At a press briefing with reporters here Wednesday evening, Sony Electronics President Stan Glasgow said that despite indications of a weakening U.S. economy, all is well with the Japanese electronics giant.
"I don't think consumers buying consumer electronics yet feel that," Glasgow said. "Sony did particularly well during the holidays. It was the best in the history of Sony Electronics in the U.S."
A boon to Sony's bottom line has been the growth of its Sony Style stores, both brick-and-mortar outlets, and its online presence. Glasgow said Sony Style experienced a 34 percent growth in sales over the 2007 holiday shopping season.
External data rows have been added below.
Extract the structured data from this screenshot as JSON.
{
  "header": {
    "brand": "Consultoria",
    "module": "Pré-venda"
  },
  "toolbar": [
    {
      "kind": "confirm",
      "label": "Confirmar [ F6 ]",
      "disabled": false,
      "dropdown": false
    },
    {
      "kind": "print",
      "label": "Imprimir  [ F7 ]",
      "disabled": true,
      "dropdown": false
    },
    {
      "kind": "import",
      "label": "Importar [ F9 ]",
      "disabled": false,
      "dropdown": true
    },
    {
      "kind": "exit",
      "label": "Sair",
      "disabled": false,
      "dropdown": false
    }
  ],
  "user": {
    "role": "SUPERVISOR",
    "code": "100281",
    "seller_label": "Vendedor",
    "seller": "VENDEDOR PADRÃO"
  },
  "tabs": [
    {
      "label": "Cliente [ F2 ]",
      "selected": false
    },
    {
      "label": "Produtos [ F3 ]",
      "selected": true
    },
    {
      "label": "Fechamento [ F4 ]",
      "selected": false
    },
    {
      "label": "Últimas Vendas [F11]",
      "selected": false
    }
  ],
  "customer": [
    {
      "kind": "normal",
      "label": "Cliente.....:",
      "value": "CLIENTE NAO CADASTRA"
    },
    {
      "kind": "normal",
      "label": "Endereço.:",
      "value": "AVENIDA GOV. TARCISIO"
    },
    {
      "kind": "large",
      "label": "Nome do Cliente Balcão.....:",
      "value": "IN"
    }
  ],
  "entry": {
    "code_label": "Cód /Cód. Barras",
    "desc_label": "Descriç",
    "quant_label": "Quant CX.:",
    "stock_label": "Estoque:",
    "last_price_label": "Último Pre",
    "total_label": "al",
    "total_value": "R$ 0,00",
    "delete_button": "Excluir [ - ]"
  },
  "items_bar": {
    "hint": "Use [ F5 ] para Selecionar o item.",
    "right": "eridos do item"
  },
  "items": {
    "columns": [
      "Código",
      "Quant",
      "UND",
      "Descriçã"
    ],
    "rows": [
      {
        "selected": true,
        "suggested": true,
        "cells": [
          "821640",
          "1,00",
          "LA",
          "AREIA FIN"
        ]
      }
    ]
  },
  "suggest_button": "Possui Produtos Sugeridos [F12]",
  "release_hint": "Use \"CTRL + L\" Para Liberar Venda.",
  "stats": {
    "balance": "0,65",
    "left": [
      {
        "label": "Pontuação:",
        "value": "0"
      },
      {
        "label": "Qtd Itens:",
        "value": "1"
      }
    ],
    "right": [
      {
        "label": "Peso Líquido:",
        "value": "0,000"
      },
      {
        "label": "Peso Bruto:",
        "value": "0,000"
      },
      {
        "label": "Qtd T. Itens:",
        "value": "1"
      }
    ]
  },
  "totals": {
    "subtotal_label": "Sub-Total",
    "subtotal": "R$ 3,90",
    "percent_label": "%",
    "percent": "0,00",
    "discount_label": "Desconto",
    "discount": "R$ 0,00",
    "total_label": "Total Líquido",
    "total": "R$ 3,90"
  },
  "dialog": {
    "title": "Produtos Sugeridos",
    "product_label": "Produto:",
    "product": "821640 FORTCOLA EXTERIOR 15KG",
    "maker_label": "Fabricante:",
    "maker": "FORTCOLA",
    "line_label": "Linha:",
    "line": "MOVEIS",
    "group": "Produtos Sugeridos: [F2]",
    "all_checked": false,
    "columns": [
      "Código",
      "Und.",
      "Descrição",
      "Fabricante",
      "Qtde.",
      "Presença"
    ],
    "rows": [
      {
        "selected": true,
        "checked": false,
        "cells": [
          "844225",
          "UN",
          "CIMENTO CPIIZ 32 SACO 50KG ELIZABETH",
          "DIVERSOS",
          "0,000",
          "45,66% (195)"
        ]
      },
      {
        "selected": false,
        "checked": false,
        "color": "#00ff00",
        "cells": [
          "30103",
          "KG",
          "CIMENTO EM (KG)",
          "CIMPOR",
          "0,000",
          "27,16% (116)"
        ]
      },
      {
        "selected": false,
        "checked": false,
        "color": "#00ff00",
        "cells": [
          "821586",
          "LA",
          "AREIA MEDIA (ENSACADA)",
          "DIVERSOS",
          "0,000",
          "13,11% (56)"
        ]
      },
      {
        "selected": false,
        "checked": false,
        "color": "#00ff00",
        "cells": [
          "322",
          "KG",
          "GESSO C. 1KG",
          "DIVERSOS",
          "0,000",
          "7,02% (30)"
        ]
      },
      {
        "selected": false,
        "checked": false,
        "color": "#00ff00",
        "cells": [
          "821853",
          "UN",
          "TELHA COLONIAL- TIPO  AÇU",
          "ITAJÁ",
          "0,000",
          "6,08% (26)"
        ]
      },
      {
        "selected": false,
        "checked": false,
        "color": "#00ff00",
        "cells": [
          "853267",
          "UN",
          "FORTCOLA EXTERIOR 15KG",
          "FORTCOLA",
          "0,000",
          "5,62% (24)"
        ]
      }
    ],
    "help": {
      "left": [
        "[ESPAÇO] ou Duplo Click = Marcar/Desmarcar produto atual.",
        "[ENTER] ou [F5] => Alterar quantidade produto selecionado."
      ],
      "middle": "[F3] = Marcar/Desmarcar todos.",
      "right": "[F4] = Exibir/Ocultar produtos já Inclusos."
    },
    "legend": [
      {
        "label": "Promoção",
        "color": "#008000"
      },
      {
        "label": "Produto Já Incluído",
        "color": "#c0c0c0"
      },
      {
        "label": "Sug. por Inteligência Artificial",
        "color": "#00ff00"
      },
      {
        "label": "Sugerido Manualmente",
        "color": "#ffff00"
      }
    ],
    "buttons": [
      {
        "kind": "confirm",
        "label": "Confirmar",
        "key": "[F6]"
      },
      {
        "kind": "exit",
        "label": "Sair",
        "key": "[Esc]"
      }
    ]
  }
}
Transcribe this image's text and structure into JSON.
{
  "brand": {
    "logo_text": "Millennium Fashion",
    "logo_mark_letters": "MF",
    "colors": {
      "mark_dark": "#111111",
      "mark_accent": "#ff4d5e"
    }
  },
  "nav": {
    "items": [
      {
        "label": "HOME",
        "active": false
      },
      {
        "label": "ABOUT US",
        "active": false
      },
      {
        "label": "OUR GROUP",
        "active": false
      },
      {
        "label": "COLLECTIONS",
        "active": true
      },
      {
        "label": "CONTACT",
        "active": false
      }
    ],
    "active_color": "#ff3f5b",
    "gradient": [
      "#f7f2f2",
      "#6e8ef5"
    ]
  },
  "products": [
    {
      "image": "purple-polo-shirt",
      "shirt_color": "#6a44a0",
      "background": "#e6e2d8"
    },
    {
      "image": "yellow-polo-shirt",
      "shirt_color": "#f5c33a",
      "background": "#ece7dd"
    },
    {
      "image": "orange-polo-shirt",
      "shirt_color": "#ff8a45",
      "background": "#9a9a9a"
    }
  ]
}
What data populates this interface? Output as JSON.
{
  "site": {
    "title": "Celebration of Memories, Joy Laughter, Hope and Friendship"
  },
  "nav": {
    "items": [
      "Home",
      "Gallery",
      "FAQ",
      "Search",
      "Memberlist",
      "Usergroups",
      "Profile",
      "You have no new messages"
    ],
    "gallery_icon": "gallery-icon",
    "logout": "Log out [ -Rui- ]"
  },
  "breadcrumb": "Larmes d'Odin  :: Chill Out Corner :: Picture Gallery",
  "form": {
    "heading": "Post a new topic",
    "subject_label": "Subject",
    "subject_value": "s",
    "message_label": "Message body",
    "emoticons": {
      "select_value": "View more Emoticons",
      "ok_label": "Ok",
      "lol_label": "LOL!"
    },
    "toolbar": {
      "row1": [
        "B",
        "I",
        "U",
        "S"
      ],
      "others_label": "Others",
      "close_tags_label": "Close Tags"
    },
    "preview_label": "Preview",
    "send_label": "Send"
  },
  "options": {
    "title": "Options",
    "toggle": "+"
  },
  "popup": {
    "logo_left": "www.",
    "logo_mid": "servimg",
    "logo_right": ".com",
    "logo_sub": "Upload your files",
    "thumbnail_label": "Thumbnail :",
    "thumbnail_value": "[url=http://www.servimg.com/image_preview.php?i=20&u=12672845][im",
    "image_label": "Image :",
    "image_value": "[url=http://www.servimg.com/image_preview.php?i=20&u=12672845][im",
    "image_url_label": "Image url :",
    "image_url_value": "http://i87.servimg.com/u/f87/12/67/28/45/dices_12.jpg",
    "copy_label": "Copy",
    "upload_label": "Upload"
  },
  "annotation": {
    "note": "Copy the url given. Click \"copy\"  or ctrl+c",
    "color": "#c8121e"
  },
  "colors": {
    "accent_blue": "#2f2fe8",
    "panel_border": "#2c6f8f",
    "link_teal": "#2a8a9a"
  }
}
Another high point was its TV business. According to data collected by market research company DisplaySearch, Sonyin the fourth quarter of 2007 with 12.3 percent of worldwide shipments, considered a major comeback for the company.
One of the things that appeared to help Sony in 2007 was its expansion of specific television models made to sell in Wal-Mart Stores and Target. Glasgow said the company is expanding that commitment to supplying those retailers with 40 percent more variety of TV models this year.
Glasgow kept the gloating to a minimum, however, when it came to Blu-ray's recent victory in the format spat with HD DVD. As one of the leading investors and supporters of Blu-ray, Sony does see prices dropping on standalone Blu-ray players over the next couple years, but it will be 2009 before, he said. Price drops will happen, but it needs to be done in an orderly fashion, Glasgow said.
"I don't see any reason to do it stupidly and lose money," he said.
In the meantime, Sony is "in discussions" with a number of partners in order to get them on the Blu-ray bandwagon. An Microsoft Xbox 360 console with Blu-ray is certainly "a possibility," he said.
But perish the thought that Sony will take trade-ins of now-obsolete HD DVD players. "Sony is not going to make up for Toshiba's sins," Glasgow said emphatically.
Other tidbits gleaned from the evening:
- Though 11-inch OLEDs are the largest size Sony is offering right now, bigger screen sizes are on the way--some day. But there are currently limits on exactly how big Sony can make them right now. Glasgow specifically said that there are major obstacles (mostly to do with the physics of creating the panels) to make OLED screens larger than 30 inches. "It would take another significant investment to get bigger than that," he said.
- Sony is apparently unfazed by Amazon.com's recent entrance into the electronic book reader market. "The Kindle has helped," Glasgow said. "I think the (Sony) Reader market needed a boost. We're selling more ."